Today almost all diamond girdles are either faceted or polished.
How the Girdle Impacts the Diamond
The girdle affects a diamond’s symmetry. If the girdle is too thin or too thick, it gives the diamond an off-balance skewed look.
A too thin girdle compromises the strength and durability of the diamond as it can break when mounting the diamond. Setting the diamond requires pressure and heat – which can be too much for a thin girdle. A setting like bezel or halo will protect the diamond when you wear it. This will keep it from impact and protect the knife-edge of the stone.
The girdle is clearly visible in prong settings. See this here.
Girdle is less visible in halo settings. See this here.
A too thick girdle, on the other hand, will have a lot of wasted diamond in the middle and can make the stone look smaller than it is. While it may not impact the light performance of the stone, the thick girdle affects the apparent size.

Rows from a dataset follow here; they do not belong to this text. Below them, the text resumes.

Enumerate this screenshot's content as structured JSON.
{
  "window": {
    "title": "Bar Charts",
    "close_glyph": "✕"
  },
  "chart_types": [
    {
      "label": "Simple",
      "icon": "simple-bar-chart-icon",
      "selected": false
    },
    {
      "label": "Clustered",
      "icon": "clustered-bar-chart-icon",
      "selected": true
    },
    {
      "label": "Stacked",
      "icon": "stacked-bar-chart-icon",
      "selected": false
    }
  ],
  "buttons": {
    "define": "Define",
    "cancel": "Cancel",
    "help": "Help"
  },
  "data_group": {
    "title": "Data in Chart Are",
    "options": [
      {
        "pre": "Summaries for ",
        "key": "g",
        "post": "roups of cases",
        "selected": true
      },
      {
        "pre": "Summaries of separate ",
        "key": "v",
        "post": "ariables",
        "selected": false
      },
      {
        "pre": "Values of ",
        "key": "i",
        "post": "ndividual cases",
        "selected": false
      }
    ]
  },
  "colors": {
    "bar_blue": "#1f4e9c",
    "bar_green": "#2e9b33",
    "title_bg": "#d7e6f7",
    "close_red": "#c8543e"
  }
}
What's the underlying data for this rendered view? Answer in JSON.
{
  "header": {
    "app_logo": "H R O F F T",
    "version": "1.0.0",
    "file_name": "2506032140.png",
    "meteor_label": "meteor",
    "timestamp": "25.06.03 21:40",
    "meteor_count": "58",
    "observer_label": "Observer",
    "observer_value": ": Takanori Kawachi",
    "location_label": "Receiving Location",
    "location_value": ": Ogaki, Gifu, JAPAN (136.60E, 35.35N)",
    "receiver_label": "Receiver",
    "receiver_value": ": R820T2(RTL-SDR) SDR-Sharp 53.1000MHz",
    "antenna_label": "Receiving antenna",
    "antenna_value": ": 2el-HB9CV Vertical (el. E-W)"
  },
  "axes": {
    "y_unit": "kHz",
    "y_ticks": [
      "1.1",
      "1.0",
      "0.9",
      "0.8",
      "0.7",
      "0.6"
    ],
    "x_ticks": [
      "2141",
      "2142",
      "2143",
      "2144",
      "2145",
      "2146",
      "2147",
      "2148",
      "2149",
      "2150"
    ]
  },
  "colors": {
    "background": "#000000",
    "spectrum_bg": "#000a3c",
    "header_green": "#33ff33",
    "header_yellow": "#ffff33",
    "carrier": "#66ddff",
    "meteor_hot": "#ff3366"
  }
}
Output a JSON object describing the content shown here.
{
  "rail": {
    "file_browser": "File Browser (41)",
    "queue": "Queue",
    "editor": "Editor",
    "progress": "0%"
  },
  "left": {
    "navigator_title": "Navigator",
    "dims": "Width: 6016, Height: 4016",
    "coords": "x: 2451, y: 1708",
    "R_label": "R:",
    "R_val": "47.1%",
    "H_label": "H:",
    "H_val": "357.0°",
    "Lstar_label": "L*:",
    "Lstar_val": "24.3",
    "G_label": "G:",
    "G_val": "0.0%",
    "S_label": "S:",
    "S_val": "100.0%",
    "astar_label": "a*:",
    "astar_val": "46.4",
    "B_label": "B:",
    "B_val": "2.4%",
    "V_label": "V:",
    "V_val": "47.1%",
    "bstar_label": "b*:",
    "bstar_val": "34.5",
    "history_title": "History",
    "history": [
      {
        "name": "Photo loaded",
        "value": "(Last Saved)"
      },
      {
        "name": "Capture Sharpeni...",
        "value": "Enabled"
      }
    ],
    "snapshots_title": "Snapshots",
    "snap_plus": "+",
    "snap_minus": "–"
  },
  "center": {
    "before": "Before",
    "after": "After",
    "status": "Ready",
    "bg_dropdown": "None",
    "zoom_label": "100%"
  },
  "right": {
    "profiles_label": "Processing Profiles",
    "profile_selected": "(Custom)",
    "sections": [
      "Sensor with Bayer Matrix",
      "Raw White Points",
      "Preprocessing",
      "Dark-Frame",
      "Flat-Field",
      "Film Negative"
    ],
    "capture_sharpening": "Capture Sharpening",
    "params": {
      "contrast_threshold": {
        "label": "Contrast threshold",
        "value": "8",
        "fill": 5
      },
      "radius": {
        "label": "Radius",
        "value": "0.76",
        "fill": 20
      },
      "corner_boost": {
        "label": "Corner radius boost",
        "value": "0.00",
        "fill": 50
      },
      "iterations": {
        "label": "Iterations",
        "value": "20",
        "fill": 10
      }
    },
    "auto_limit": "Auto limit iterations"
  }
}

A thick girdle can be useful in some cases, especially for diamond shapes with sharp points like marquise or pear. If the girdle is thicker at the point, it strengthens the area reducing the likelihood of the diamond chipping.
Sometimes a diamond’s girdle is thickened simply to retain any rough that would be wasted anyway. This makes economic sense because it makes the diamond heavier, which then corresponds to a higher carat weight. And as we all know, higher carat weight means a more expensive diamond.
An undesirable girdle width can affect the price and quality of the diamond, which can offer good value for you. Depending on the setting, the girdle may not be visible at all, in which case paying less for a very thin or very thick girdle can be an excellent option.
Overall, if the diamond is cut to ideal specifications, the width of the girdle shouldn’t affect the stone’s light performance or cut quality.